▶ SUPPLIED ENTRIES:
━━━

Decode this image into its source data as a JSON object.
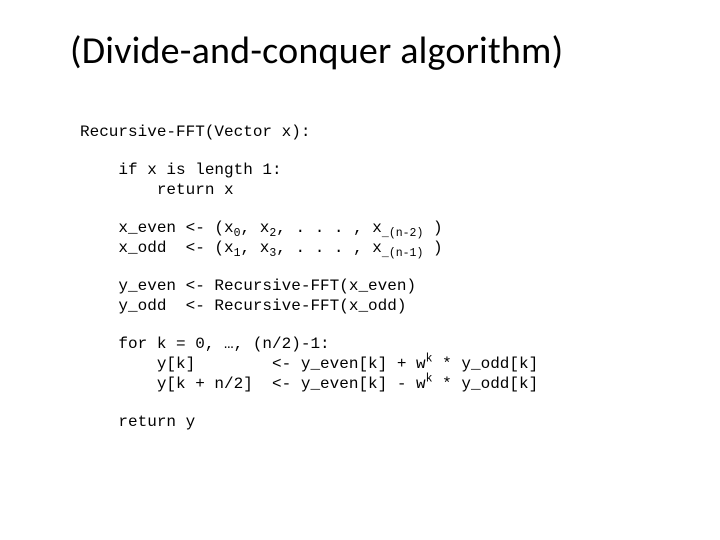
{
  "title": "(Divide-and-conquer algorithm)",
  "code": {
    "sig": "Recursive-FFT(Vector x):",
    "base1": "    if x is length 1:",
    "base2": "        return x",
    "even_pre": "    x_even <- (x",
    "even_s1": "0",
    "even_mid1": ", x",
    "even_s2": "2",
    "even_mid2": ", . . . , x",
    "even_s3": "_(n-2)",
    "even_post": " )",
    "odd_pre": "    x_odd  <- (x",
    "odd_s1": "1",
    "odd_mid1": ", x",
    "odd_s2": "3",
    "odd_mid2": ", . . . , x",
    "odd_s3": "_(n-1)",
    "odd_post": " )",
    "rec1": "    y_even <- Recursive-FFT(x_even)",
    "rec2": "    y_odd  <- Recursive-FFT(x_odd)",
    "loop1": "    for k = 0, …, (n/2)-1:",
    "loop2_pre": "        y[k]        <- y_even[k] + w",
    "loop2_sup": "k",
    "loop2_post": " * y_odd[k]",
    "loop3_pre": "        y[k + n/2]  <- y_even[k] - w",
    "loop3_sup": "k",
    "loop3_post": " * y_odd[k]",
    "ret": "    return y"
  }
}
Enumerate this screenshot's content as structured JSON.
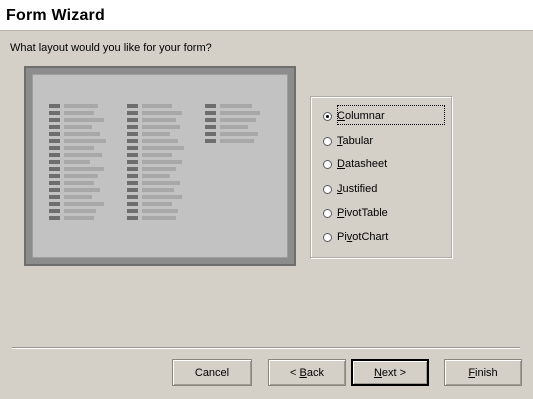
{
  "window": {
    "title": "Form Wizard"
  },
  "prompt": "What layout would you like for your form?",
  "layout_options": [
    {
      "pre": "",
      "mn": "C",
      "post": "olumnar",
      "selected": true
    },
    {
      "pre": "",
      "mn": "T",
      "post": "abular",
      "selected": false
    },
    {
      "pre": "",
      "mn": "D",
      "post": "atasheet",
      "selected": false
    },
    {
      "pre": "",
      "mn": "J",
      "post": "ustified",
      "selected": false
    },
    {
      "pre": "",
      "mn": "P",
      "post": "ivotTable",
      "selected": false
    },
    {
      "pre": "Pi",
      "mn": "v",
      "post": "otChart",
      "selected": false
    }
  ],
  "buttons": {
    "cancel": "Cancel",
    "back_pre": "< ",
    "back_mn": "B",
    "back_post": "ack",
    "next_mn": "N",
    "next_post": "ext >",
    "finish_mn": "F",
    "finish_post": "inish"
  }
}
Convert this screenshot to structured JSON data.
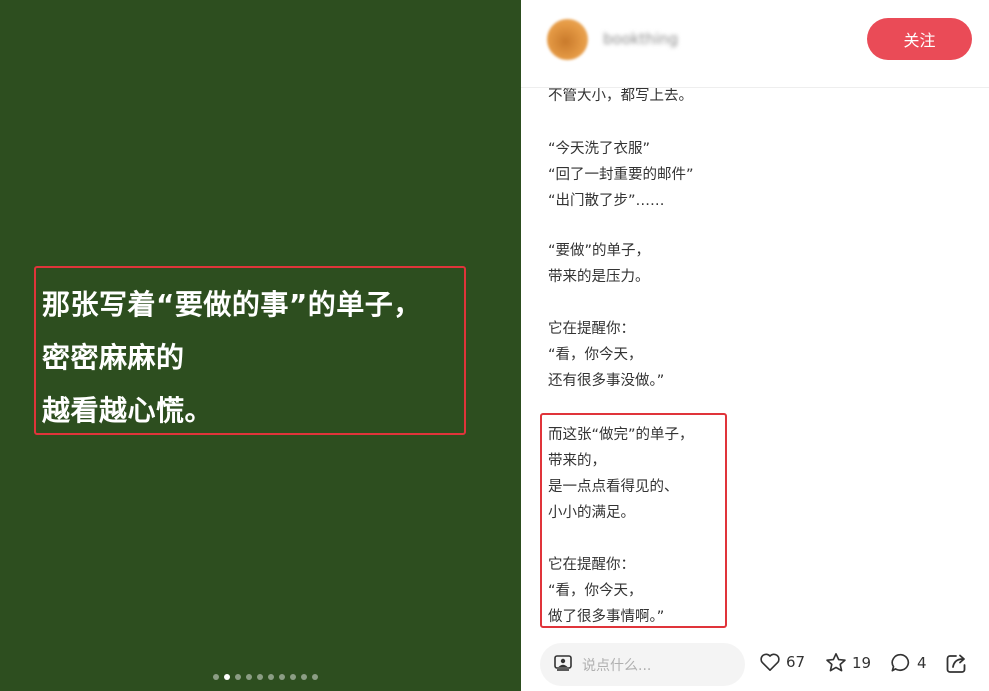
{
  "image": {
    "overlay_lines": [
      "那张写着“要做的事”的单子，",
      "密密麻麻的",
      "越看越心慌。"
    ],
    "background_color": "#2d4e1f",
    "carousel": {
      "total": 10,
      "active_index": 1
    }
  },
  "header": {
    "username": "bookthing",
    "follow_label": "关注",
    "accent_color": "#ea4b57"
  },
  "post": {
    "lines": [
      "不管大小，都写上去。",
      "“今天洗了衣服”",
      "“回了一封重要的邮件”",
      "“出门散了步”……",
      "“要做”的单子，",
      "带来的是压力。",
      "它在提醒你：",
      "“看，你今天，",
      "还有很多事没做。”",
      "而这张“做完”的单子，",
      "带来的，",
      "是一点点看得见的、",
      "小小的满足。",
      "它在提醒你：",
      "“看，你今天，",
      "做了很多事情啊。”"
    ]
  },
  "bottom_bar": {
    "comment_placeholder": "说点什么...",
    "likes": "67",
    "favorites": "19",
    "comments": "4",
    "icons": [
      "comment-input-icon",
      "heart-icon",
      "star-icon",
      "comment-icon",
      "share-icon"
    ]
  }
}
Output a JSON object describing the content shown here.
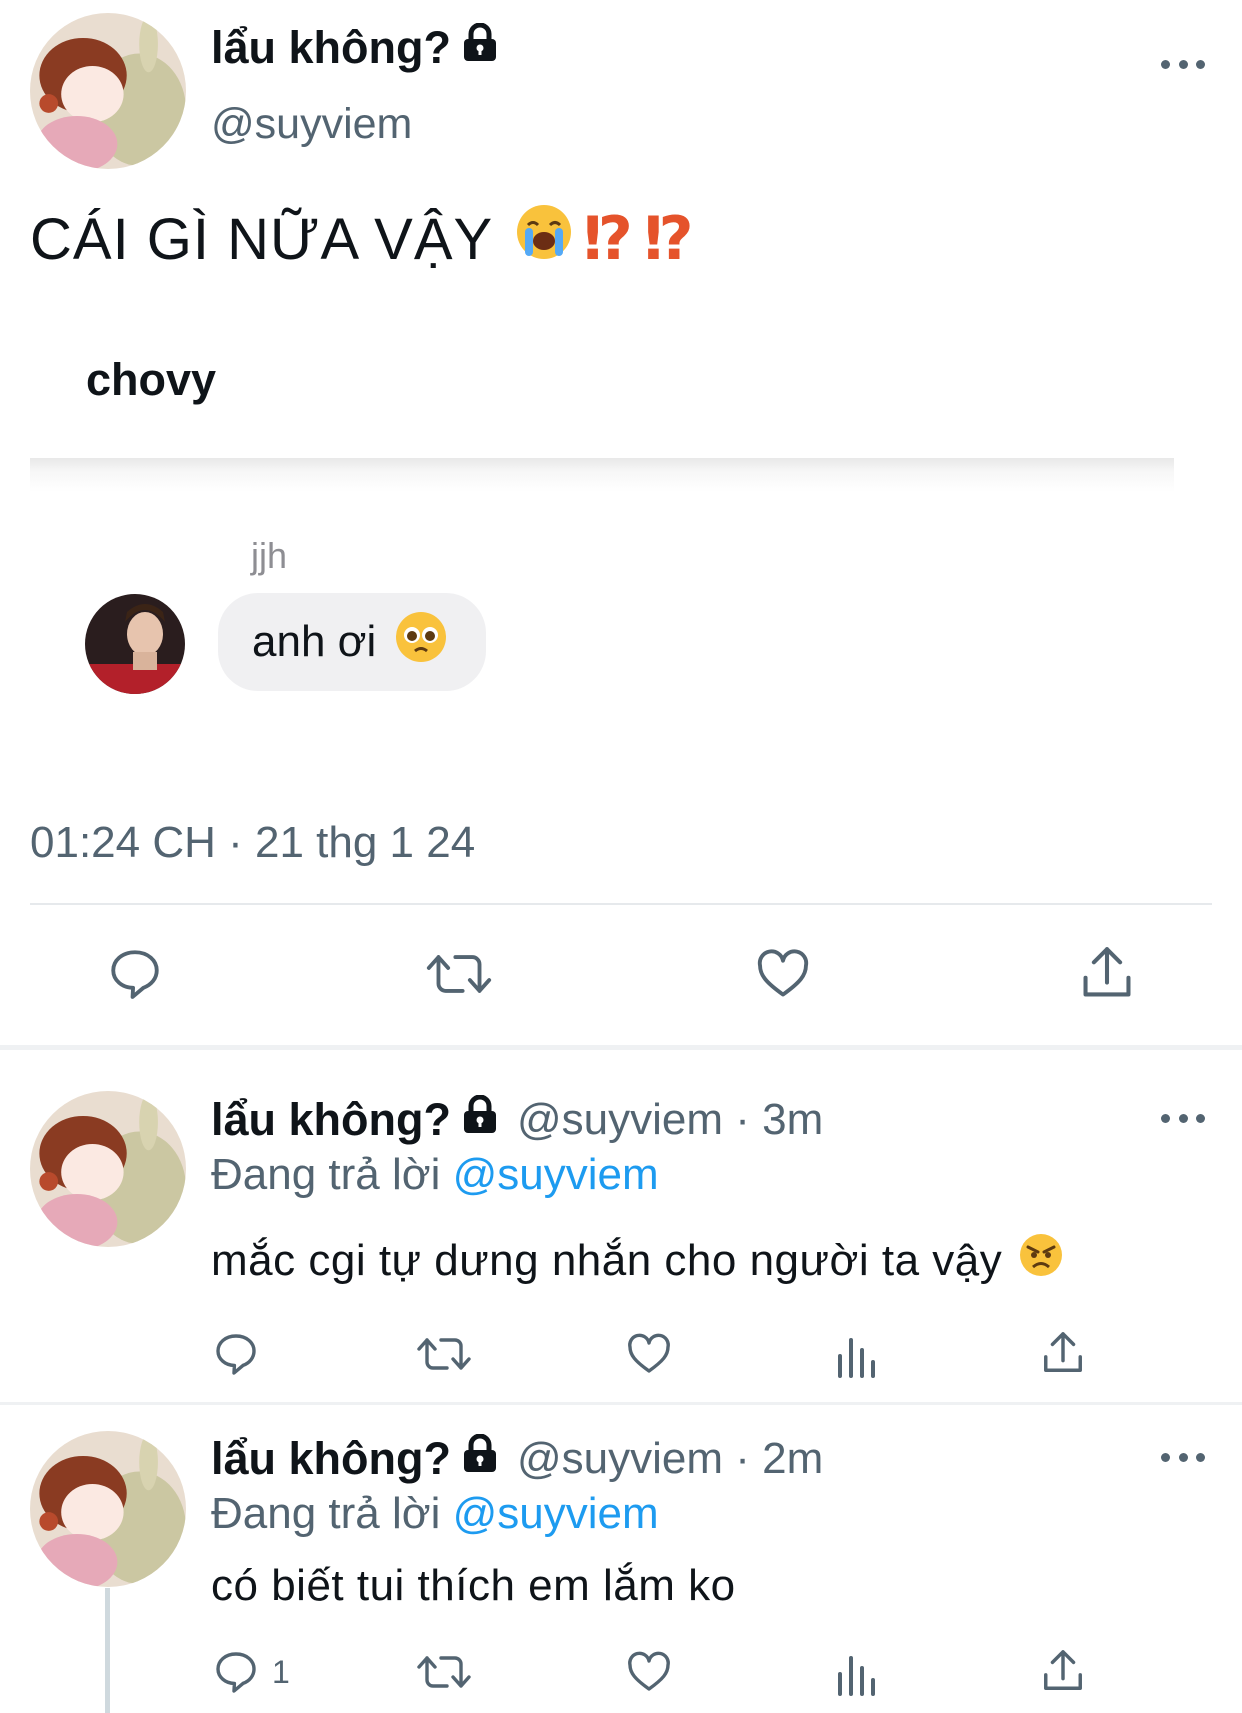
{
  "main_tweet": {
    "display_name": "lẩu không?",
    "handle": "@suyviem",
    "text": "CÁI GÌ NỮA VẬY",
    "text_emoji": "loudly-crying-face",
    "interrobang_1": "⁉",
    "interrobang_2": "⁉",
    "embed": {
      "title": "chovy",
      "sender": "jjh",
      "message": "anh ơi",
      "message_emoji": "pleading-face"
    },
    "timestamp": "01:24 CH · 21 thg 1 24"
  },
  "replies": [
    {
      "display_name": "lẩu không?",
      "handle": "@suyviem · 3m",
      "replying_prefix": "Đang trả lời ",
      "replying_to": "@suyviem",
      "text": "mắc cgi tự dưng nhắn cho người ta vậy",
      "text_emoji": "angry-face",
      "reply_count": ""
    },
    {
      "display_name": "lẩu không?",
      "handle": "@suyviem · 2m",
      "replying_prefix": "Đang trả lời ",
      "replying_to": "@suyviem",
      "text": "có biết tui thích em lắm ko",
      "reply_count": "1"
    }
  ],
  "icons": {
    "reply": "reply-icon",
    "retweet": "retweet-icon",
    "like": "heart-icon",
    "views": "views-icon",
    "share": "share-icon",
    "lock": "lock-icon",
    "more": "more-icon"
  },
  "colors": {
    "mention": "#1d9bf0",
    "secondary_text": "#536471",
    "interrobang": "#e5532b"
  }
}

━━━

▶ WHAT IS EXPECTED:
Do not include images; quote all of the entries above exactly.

▶ REPLY TO THE EXERCISE:
Decode this image into its source data as a JSON object.
{
  "title": "(Divide-and-conquer algorithm)",
  "code": {
    "sig": "Recursive-FFT(Vector x):",
    "base1": "    if x is length 1:",
    "base2": "        return x",
    "even_pre": "    x_even <- (x",
    "even_s1": "0",
    "even_mid1": ", x",
    "even_s2": "2",
    "even_mid2": ", . . . , x",
    "even_s3": "_(n-2)",
    "even_post": " )",
    "odd_pre": "    x_odd  <- (x",
    "odd_s1": "1",
    "odd_mid1": ", x",
    "odd_s2": "3",
    "odd_mid2": ", . . . , x",
    "odd_s3": "_(n-1)",
    "odd_post": " )",
    "rec1": "    y_even <- Recursive-FFT(x_even)",
    "rec2": "    y_odd  <- Recursive-FFT(x_odd)",
    "loop1": "    for k = 0, …, (n/2)-1:",
    "loop2_pre": "        y[k]        <- y_even[k] + w",
    "loop2_sup": "k",
    "loop2_post": " * y_odd[k]",
    "loop3_pre": "        y[k + n/2]  <- y_even[k] - w",
    "loop3_sup": "k",
    "loop3_post": " * y_odd[k]",
    "ret": "    return y"
  }
}
Enumerate this screenshot's content as structured JSON.
{
  "window": {
    "title": "Form Wizard"
  },
  "prompt": "What layout would you like for your form?",
  "layout_options": [
    {
      "pre": "",
      "mn": "C",
      "post": "olumnar",
      "selected": true
    },
    {
      "pre": "",
      "mn": "T",
      "post": "abular",
      "selected": false
    },
    {
      "pre": "",
      "mn": "D",
      "post": "atasheet",
      "selected": false
    },
    {
      "pre": "",
      "mn": "J",
      "post": "ustified",
      "selected": false
    },
    {
      "pre": "",
      "mn": "P",
      "post": "ivotTable",
      "selected": false
    },
    {
      "pre": "Pi",
      "mn": "v",
      "post": "otChart",
      "selected": false
    }
  ],
  "buttons": {
    "cancel": "Cancel",
    "back_pre": "< ",
    "back_mn": "B",
    "back_post": "ack",
    "next_mn": "N",
    "next_post": "ext >",
    "finish_mn": "F",
    "finish_post": "inish"
  }
}
Convert this screenshot to structured JSON data.
{
  "image": {
    "overlay_lines": [
      "那张写着“要做的事”的单子，",
      "密密麻麻的",
      "越看越心慌。"
    ],
    "background_color": "#2d4e1f",
    "carousel": {
      "total": 10,
      "active_index": 1
    }
  },
  "header": {
    "username": "bookthing",
    "follow_label": "关注",
    "accent_color": "#ea4b57"
  },
  "post": {
    "lines": [
      "不管大小，都写上去。",
      "“今天洗了衣服”",
      "“回了一封重要的邮件”",
      "“出门散了步”……",
      "“要做”的单子，",
      "带来的是压力。",
      "它在提醒你：",
      "“看，你今天，",
      "还有很多事没做。”",
      "而这张“做完”的单子，",
      "带来的，",
      "是一点点看得见的、",
      "小小的满足。",
      "它在提醒你：",
      "“看，你今天，",
      "做了很多事情啊。”"
    ]
  },
  "bottom_bar": {
    "comment_placeholder": "说点什么...",
    "likes": "67",
    "favorites": "19",
    "comments": "4",
    "icons": [
      "comment-input-icon",
      "heart-icon",
      "star-icon",
      "comment-icon",
      "share-icon"
    ]
  }
}
Output a JSON object describing the content shown here.
{
  "main_tweet": {
    "display_name": "lẩu không?",
    "handle": "@suyviem",
    "text": "CÁI GÌ NỮA VẬY",
    "text_emoji": "loudly-crying-face",
    "interrobang_1": "⁉",
    "interrobang_2": "⁉",
    "embed": {
      "title": "chovy",
      "sender": "jjh",
      "message": "anh ơi",
      "message_emoji": "pleading-face"
    },
    "timestamp": "01:24 CH · 21 thg 1 24"
  },
  "replies": [
    {
      "display_name": "lẩu không?",
      "handle": "@suyviem · 3m",
      "replying_prefix": "Đang trả lời ",
      "replying_to": "@suyviem",
      "text": "mắc cgi tự dưng nhắn cho người ta vậy",
      "text_emoji": "angry-face",
      "reply_count": ""
    },
    {
      "display_name": "lẩu không?",
      "handle": "@suyviem · 2m",
      "replying_prefix": "Đang trả lời ",
      "replying_to": "@suyviem",
      "text": "có biết tui thích em lắm ko",
      "reply_count": "1"
    }
  ],
  "icons": {
    "reply": "reply-icon",
    "retweet": "retweet-icon",
    "like": "heart-icon",
    "views": "views-icon",
    "share": "share-icon",
    "lock": "lock-icon",
    "more": "more-icon"
  },
  "colors": {
    "mention": "#1d9bf0",
    "secondary_text": "#536471",
    "interrobang": "#e5532b"
  }
}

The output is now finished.